“The old model used to be the life cycle effect, which is the idea that people drift away in their 20s and they get married and have kids, and they come back to religion once they have kids…But now what you’re seeing is those things that used to draw people back to church are not drawing them back to church, and people are just leaving as they age.”
A concept that needs to disappear: the life cycle effect.
Basically, young people come back to church when they marry/have kids.
If that were to happen it would be among those born 1983-1988.
They started this graph age 20-25. Now 35-40.
— Ryan Burge 📊 (@ryanburge) October 23, 2023
“One really surprising fact is that every birth cohort is less religious today than it was 15 years ago.”
“The biggest misconception that people have about religion is that it’s full of uneducated, lower income folks who go to religion…if you look at the data, it’s actually the exact opposite of what the perception is. The average churchgoer today, the person most likely to go to church today, has a four-year college degree, makes between $60,000 and $100,000 a year, and is married with children.”
“‘Nothing in particulars’ are the people you don’t see, right? They don’t have clubs, they don’t have banners, they don’t have Facebook groups…they’re the unseen people in American society. They’re hard to find. So it actually creates a really hard problem for church leaders.”
“You’ve got to find ways to get Nones on your property in non-confrontational, non-super-evangelical ways…You’ve got to show them that you’re normal people. You’re not weirdos. You’re not trying to make them change their life radically. Today, all you’re trying to do is lift their burdens a little bit and get them through this day in a way that makes sense to them.”
“A lot of churches have huge buildings, they have huge properties. They have fellowship halls and gymnasiums. Use those resources as much as you can to bring those people in.”
“What you’ve got to realize is people don’t want to feel like they’re left out or they’re socially outcast. No one wants to go to a barbecue and sit at a table by themselves. They want to go and hang out with their friends.”

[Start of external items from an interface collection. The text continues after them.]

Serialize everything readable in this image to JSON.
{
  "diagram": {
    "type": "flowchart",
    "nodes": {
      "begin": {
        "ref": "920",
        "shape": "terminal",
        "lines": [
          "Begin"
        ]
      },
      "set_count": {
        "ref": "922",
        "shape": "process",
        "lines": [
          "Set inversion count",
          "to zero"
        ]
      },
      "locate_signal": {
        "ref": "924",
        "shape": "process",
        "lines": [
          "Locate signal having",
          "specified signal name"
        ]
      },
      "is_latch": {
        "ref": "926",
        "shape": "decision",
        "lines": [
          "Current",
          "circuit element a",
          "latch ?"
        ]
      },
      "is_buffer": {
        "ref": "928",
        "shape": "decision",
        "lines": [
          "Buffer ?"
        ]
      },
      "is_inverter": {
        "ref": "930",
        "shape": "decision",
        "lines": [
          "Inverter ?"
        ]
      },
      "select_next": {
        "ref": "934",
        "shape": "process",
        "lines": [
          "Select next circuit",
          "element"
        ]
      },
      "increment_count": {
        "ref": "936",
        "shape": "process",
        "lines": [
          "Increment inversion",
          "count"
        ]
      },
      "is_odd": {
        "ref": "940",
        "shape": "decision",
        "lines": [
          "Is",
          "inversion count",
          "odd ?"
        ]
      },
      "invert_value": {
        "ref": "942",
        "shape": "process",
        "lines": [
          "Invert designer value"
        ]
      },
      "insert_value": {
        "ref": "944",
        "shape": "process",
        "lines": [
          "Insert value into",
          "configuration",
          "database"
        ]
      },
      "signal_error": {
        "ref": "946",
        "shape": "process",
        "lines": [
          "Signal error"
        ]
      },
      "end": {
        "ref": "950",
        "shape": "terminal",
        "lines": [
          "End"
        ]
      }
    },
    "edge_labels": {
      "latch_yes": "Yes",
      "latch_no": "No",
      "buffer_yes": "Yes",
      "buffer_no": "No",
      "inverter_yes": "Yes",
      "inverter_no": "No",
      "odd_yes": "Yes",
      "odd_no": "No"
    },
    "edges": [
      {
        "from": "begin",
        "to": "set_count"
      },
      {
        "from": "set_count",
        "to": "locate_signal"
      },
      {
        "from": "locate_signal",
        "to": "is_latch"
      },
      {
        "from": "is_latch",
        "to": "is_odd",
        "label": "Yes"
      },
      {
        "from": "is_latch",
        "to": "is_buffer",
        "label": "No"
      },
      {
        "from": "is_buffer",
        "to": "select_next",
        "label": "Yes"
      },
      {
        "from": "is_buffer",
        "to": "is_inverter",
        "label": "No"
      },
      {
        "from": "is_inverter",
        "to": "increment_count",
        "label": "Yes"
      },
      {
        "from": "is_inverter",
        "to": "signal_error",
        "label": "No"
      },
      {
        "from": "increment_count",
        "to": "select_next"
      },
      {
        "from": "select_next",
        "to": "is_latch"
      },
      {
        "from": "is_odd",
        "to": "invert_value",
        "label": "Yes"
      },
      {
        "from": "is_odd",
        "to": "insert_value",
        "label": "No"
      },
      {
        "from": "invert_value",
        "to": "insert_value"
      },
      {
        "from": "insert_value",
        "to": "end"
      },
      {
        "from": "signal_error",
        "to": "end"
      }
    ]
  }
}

“People need friends, they want social connection. And we cannot discount the fact that, while church is about Jesus and salvation, all those eternal things, it’s also about temporal things like making connections and making friends.”
“Evangelicalism is doing quite fine, thank you…mass-attending Catholics have declined precipitously…mainline churches are down big time, but the share of evangelicals who go to church every Sunday has actually gone up.”
“[Black Protestants] are declining but very slowly. They were 8% of America in the 1970s, and now they’re about 5% or 6% of America today. Interesting fact about African Americans, when they leave religion, they do not become atheists or agnostics.”
“Younger generations of African Americans are leaving religion at the same rate, by the way, as white Americans. So they’re not insulated from the larger trend towards the Nones.”
“It used to be back in the day in the 1970s that only one-third of people raised without religion had no religion as adults. So a one-third retention rate. Now it’s two-thirds retention rate.”